Canon T7, Rokinon 14mm lens, MSM Star Tracker, Tripod, Intervalometer.
Single exposure, 3 minutes 25 seconds, f/ 5.6, ISO 6400. Slight cropping to level the ground, some denoising applied to reduce hot camera sensor color noise. Otherwise the long, star tracked, exposure collects a lot more light data than a shorter, untracked image. The Junipers in the foreground were illuminated by my cell phone to freeze the tracking blur as seen in the background trees.
This weekend I made a 2 hour trip to The Last chance Desert to get in an overnight Astrophotography session which I missed on the New Moon a few nights prior. So after arriving, setting up my gear, having a late 1030PM sandwich dinner with a diet caffeinated soda while waiting for the moon to set, I got busy running 3 cameras.

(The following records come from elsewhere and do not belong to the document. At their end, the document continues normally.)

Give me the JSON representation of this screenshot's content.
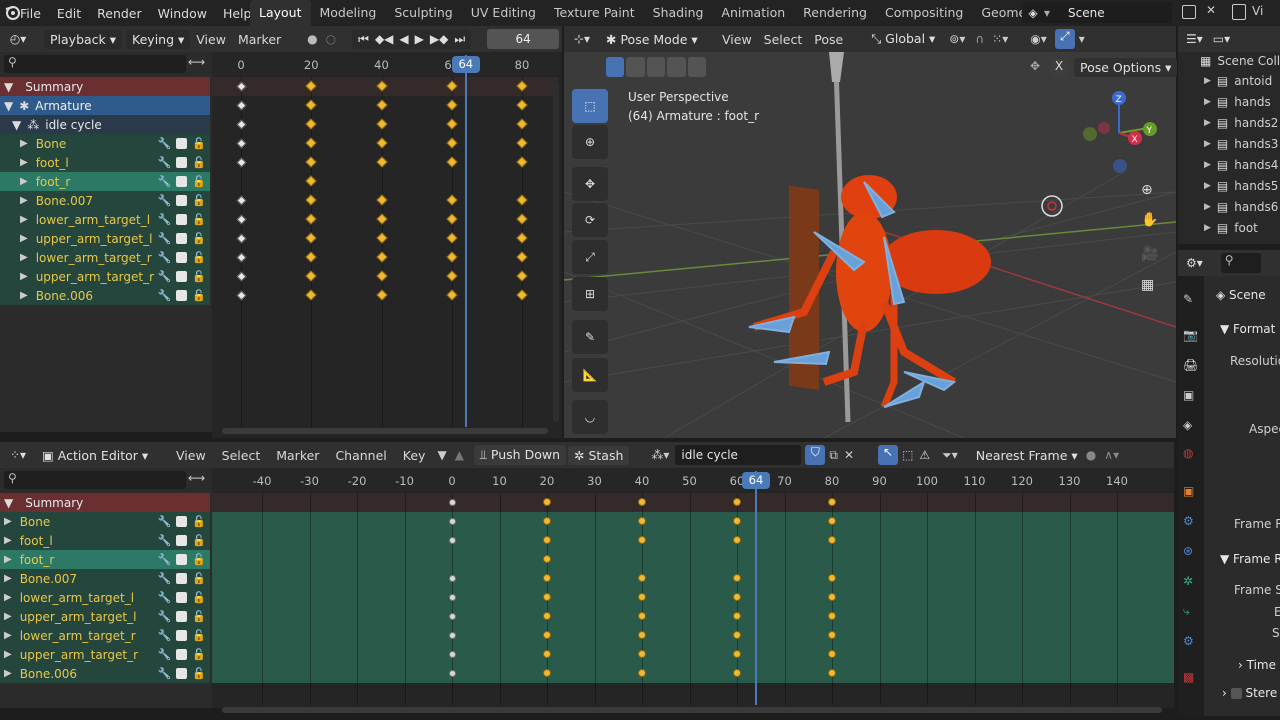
{
  "menu": {
    "file": "File",
    "edit": "Edit",
    "render": "Render",
    "window": "Window",
    "help": "Help",
    "workspaces": [
      "Layout",
      "Modeling",
      "Sculpting",
      "UV Editing",
      "Texture Paint",
      "Shading",
      "Animation",
      "Rendering",
      "Compositing",
      "Geometry Nodes"
    ],
    "active_workspace": "Layout",
    "scene": "Scene"
  },
  "timeline": {
    "playback": "Playback",
    "keying": "Keying",
    "view": "View",
    "marker": "Marker",
    "frame": "64",
    "ruler": [
      "0",
      "20",
      "40",
      "60",
      "80"
    ],
    "current": "64"
  },
  "dopesheet_top": {
    "summary": "Summary",
    "armature": "Armature",
    "action": "idle cycle",
    "channels": [
      "Bone",
      "foot_l",
      "foot_r",
      "Bone.007",
      "lower_arm_target_l",
      "upper_arm_target_l",
      "lower_arm_target_r",
      "upper_arm_target_r",
      "Bone.006"
    ]
  },
  "viewport": {
    "mode": "Pose Mode",
    "view": "View",
    "select": "Select",
    "pose": "Pose",
    "orientation": "Global",
    "overlay_line1": "User Perspective",
    "overlay_line2": "(64) Armature : foot_r",
    "pose_options": "Pose Options",
    "x_label": "X"
  },
  "action_editor": {
    "editor": "Action Editor",
    "view": "View",
    "select": "Select",
    "marker": "Marker",
    "channel": "Channel",
    "key": "Key",
    "push_down": "Push Down",
    "stash": "Stash",
    "action_name": "idle cycle",
    "snap": "Nearest Frame",
    "ruler": [
      "-40",
      "-30",
      "-20",
      "-10",
      "0",
      "10",
      "20",
      "30",
      "40",
      "50",
      "60",
      "70",
      "80",
      "90",
      "100",
      "110",
      "120",
      "130",
      "140"
    ],
    "current": "64",
    "summary": "Summary",
    "channels": [
      "Bone",
      "foot_l",
      "foot_r",
      "Bone.007",
      "lower_arm_target_l",
      "upper_arm_target_l",
      "lower_arm_target_r",
      "upper_arm_target_r",
      "Bone.006"
    ]
  },
  "outliner": {
    "title": "Scene Colle",
    "items": [
      "antoid",
      "hands",
      "hands2",
      "hands3",
      "hands4",
      "hands5",
      "hands6",
      "foot"
    ]
  },
  "properties": {
    "scene": "Scene",
    "format": "Format",
    "resolution": "Resolution",
    "aspect": "Aspec",
    "frame_rate": "Frame Ra",
    "frame_range": "Frame R",
    "frame_start": "Frame St",
    "e": "E",
    "s": "S",
    "time": "Time",
    "stereo": "Stere"
  }
}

The longer, tracked exposures really make a difference looking deeper into the night sky and collect much more detail from the Milky Way than will a single, untracked, short exposure to prevent star trails. The dust lanes reveal the darker elements of the Milky Way which I enjoy. Nebulae and Star Clusters also capture better with longer focal lengths than this 14 mm wide angle...which I why the other two Sony cameras were running a 24mm wide angle and an 85mm lens to focus on certain areas in the galactic arm. A Bortle Class 1 dark sky helps, too. Makes even a rookie like me look good...sometimes.
After June the MW season heads to a close in a few months with November being about the end for seeing the center of the MW...maybe a one hour session. May, June and July provide many hours each night of imaging when you have clear skies the week before and after the New Moon.